Instructions for the task
Anywhere the string "rank" shows up in the listing below, copy the line it is in.

Supplied data
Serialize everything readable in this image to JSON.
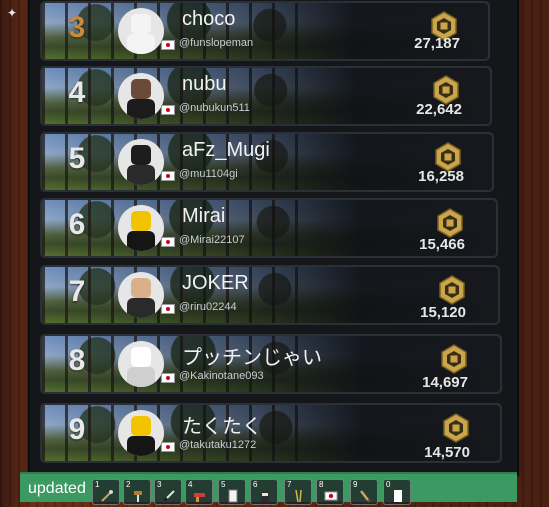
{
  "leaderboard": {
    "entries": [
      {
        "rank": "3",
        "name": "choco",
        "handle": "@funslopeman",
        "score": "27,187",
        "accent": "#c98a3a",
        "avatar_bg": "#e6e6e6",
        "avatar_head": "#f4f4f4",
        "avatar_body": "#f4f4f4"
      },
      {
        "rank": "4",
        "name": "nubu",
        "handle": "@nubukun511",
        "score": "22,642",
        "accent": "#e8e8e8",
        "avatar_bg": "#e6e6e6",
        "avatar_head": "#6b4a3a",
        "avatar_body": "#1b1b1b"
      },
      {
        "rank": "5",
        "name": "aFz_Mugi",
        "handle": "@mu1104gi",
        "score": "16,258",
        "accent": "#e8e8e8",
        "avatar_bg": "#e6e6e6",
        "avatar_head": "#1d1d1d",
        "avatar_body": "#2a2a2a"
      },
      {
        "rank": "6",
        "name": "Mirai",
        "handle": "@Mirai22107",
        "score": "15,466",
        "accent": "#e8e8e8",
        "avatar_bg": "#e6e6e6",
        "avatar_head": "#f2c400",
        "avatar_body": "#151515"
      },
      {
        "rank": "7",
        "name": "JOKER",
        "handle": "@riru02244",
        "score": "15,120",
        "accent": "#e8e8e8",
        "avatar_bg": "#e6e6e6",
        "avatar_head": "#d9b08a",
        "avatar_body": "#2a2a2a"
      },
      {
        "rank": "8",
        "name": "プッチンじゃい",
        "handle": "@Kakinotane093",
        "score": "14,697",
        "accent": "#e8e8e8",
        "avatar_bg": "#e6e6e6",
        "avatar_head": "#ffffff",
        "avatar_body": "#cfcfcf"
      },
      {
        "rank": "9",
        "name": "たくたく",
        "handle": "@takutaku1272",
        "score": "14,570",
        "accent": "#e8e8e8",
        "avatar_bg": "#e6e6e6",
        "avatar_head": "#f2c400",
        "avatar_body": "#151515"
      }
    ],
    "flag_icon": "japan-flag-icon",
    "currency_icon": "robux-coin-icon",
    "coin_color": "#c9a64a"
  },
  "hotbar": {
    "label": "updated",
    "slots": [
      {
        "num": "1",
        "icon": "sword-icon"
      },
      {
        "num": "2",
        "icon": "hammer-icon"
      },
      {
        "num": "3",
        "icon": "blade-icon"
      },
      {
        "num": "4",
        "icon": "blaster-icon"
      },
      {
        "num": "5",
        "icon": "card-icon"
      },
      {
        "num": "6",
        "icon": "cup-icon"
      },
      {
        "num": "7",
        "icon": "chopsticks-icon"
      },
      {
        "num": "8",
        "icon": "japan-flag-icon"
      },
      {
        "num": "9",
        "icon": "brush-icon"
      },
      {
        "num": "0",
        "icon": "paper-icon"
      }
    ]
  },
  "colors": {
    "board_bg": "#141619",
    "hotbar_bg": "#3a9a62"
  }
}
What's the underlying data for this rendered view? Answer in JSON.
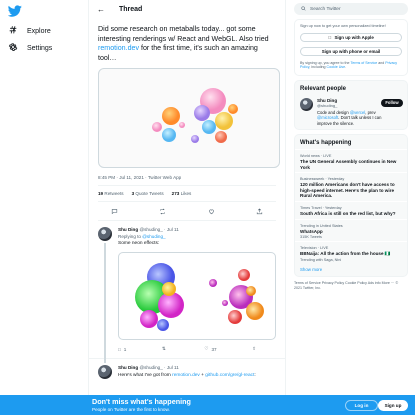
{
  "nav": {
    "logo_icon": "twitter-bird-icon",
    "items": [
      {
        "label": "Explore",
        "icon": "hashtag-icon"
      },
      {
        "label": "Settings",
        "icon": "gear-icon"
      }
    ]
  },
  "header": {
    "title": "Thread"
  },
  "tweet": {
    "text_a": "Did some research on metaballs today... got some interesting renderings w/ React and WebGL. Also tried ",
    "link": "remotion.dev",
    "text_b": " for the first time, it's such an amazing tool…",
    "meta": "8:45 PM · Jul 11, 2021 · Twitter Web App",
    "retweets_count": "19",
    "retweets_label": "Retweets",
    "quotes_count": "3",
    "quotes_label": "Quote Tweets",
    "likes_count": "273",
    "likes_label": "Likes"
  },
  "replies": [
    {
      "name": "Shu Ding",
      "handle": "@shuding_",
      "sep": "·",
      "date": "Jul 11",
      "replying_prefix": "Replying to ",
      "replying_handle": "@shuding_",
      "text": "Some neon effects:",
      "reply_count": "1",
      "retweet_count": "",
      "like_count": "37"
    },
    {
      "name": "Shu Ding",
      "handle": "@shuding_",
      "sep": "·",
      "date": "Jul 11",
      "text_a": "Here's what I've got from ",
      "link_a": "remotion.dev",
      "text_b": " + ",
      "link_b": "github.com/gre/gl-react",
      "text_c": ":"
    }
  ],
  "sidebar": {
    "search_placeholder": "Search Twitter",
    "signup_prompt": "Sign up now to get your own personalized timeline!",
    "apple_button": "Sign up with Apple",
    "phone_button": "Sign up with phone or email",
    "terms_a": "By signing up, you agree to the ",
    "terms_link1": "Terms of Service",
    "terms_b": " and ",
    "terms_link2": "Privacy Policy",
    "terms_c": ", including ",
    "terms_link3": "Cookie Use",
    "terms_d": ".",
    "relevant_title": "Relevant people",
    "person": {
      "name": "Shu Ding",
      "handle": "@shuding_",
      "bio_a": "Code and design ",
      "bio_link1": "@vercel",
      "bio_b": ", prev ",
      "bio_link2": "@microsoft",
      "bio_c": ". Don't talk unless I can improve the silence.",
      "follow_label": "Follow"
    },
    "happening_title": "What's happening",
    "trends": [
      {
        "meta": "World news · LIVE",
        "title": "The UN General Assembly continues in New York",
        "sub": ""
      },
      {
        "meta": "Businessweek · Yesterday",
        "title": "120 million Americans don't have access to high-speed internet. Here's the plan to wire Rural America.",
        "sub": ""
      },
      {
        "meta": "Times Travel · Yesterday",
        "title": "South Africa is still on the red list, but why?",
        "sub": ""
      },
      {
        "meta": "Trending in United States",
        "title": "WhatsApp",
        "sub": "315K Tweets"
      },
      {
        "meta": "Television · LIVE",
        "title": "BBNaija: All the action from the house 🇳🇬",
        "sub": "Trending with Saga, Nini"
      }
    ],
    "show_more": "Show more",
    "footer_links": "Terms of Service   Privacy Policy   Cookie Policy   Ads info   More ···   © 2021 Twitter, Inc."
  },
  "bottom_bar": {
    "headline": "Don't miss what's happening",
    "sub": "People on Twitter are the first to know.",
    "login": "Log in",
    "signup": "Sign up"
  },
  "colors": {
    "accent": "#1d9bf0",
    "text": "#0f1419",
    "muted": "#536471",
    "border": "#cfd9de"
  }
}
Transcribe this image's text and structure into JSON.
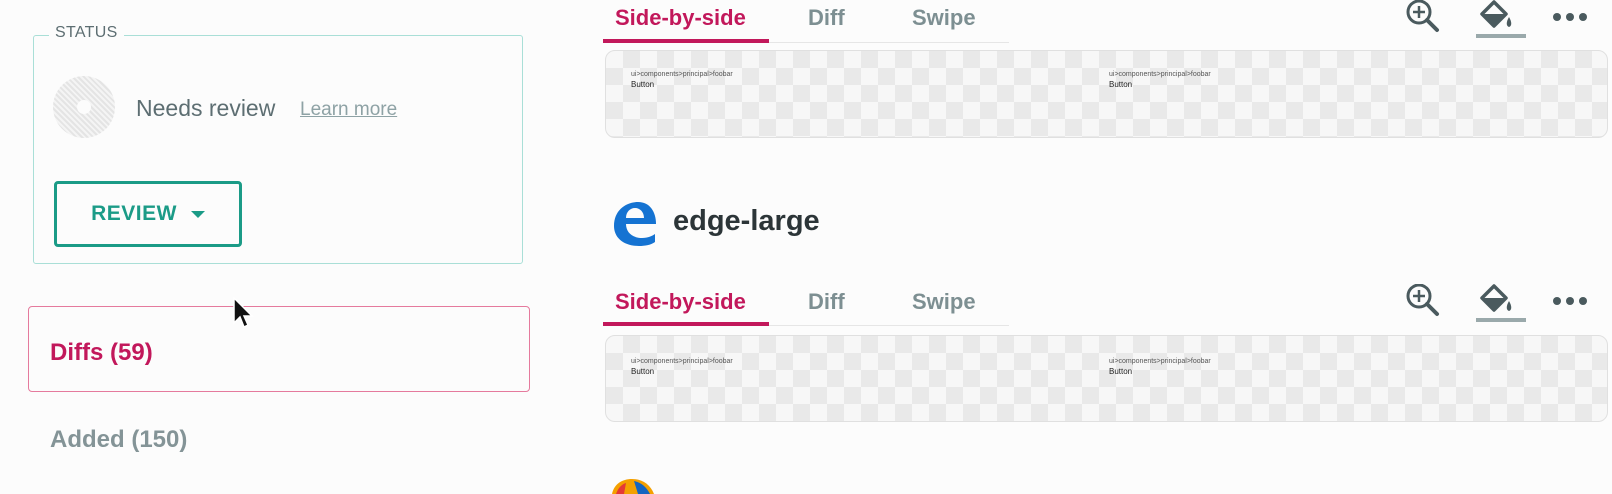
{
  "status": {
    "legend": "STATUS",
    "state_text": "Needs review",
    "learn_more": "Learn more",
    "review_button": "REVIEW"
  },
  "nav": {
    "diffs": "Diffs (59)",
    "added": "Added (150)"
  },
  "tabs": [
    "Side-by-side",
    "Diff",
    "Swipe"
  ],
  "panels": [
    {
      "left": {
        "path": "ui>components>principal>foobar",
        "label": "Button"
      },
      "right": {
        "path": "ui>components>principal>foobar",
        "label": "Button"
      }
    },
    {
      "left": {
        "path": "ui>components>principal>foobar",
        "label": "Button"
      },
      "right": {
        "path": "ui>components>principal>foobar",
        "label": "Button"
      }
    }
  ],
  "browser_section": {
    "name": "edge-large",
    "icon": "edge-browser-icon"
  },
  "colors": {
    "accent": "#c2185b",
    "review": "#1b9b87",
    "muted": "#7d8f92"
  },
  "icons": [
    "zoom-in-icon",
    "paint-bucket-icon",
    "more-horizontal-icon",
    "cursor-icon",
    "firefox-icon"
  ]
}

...

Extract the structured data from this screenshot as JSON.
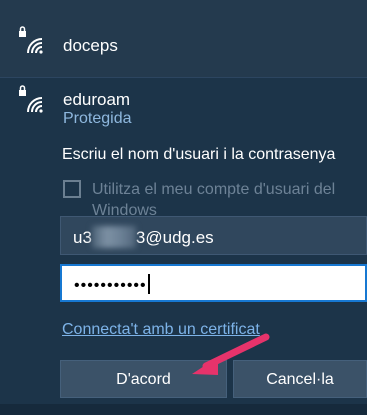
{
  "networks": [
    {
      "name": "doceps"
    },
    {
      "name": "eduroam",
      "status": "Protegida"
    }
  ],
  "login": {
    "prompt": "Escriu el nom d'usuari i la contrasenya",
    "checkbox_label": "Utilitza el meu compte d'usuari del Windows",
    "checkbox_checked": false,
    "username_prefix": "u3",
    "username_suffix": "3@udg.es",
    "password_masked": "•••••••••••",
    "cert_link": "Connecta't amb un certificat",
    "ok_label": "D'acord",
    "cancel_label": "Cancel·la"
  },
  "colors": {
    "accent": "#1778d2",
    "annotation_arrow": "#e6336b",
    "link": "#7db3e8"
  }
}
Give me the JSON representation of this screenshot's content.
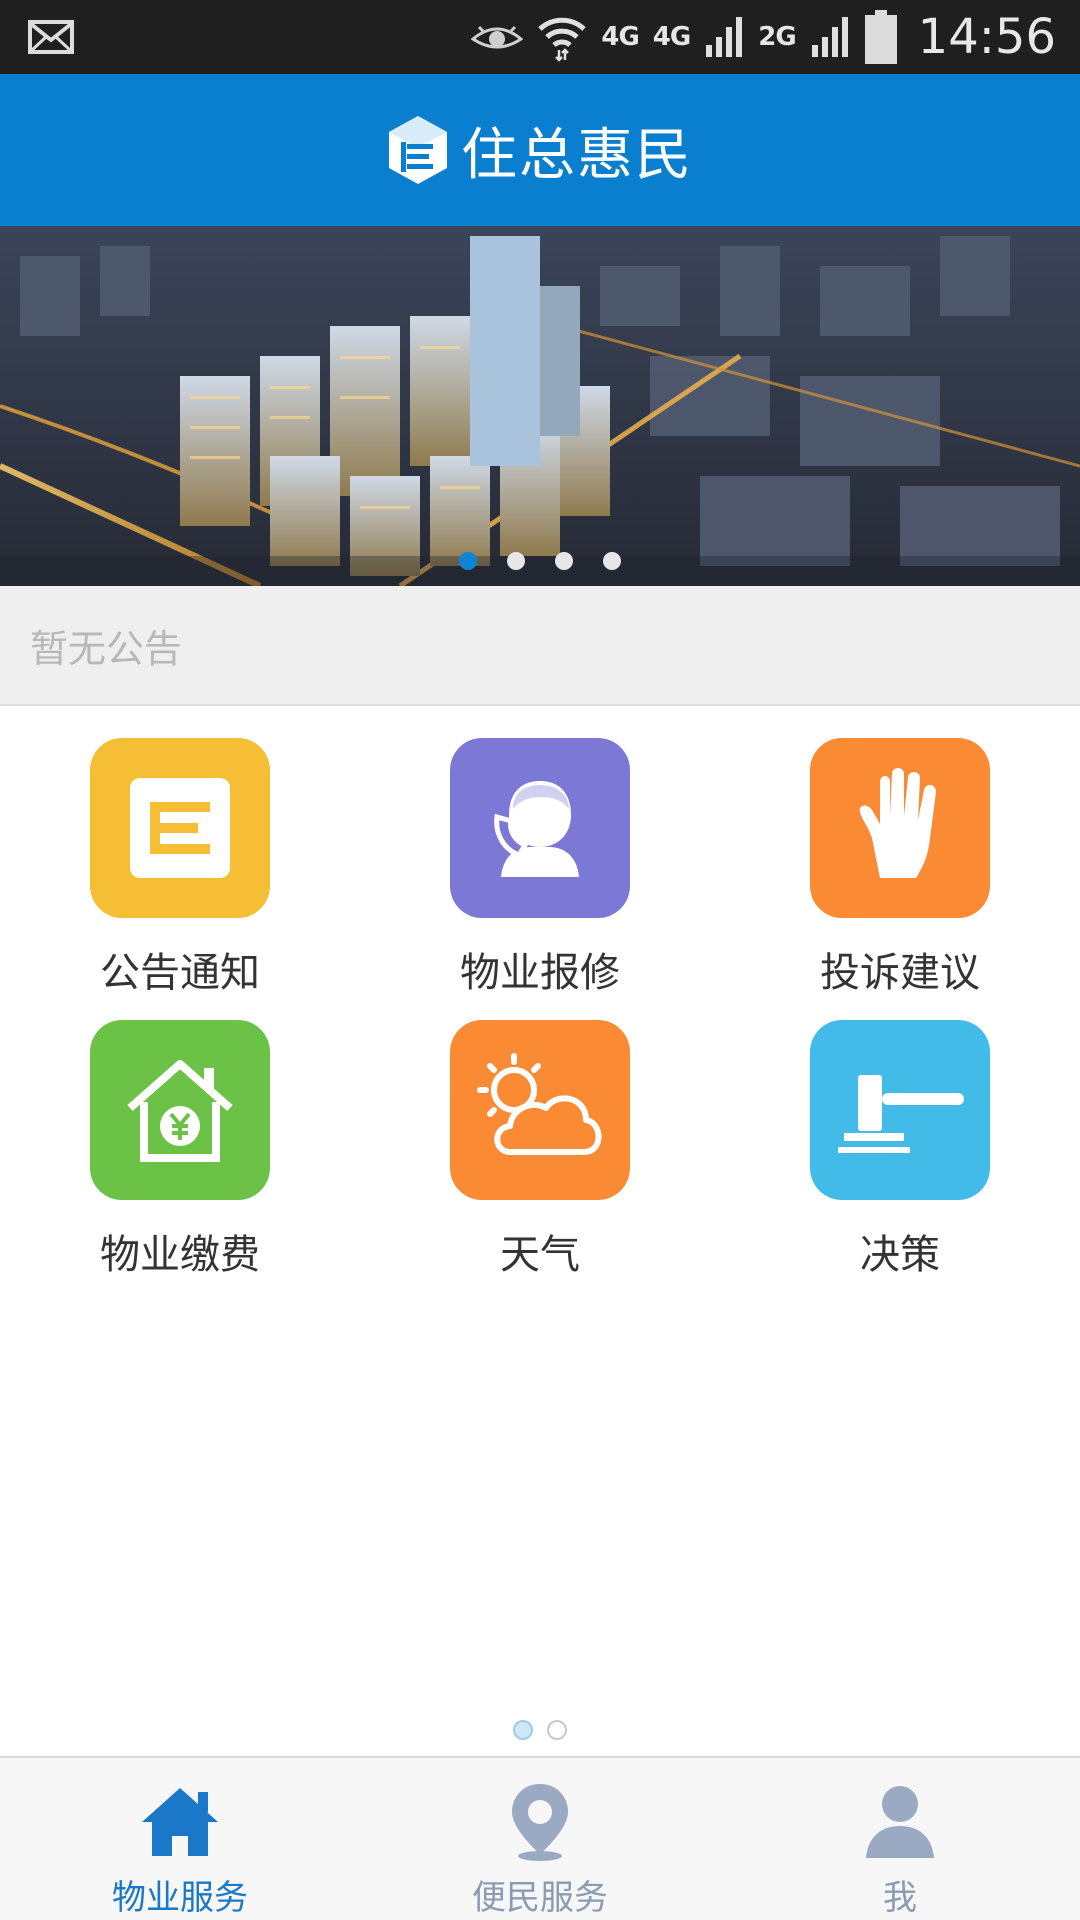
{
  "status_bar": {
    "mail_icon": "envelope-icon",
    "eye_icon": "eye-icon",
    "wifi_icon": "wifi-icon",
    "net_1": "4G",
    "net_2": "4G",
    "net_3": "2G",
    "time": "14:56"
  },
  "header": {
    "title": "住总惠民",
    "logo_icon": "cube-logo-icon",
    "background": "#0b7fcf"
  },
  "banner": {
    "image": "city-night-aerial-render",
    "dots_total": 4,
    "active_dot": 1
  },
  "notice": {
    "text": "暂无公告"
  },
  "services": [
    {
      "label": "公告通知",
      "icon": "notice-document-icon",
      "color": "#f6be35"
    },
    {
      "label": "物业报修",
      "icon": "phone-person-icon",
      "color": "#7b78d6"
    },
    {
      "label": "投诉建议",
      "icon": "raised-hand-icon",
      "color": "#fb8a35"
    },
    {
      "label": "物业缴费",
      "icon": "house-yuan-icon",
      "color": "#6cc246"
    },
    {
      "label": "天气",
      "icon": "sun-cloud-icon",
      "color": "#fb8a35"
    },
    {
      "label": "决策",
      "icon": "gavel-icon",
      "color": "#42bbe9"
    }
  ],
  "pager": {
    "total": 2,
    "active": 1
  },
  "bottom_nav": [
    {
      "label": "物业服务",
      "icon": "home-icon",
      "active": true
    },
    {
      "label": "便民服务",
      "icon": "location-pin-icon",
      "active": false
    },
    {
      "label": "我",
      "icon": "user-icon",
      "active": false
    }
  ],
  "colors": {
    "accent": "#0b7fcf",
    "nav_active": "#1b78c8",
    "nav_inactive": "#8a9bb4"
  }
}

Answer box
        "rank": "3",
        "rank": "4",
        "rank": "5",
        "rank": "6",
        "rank": "7",
        "rank": "8",
        "rank": "9",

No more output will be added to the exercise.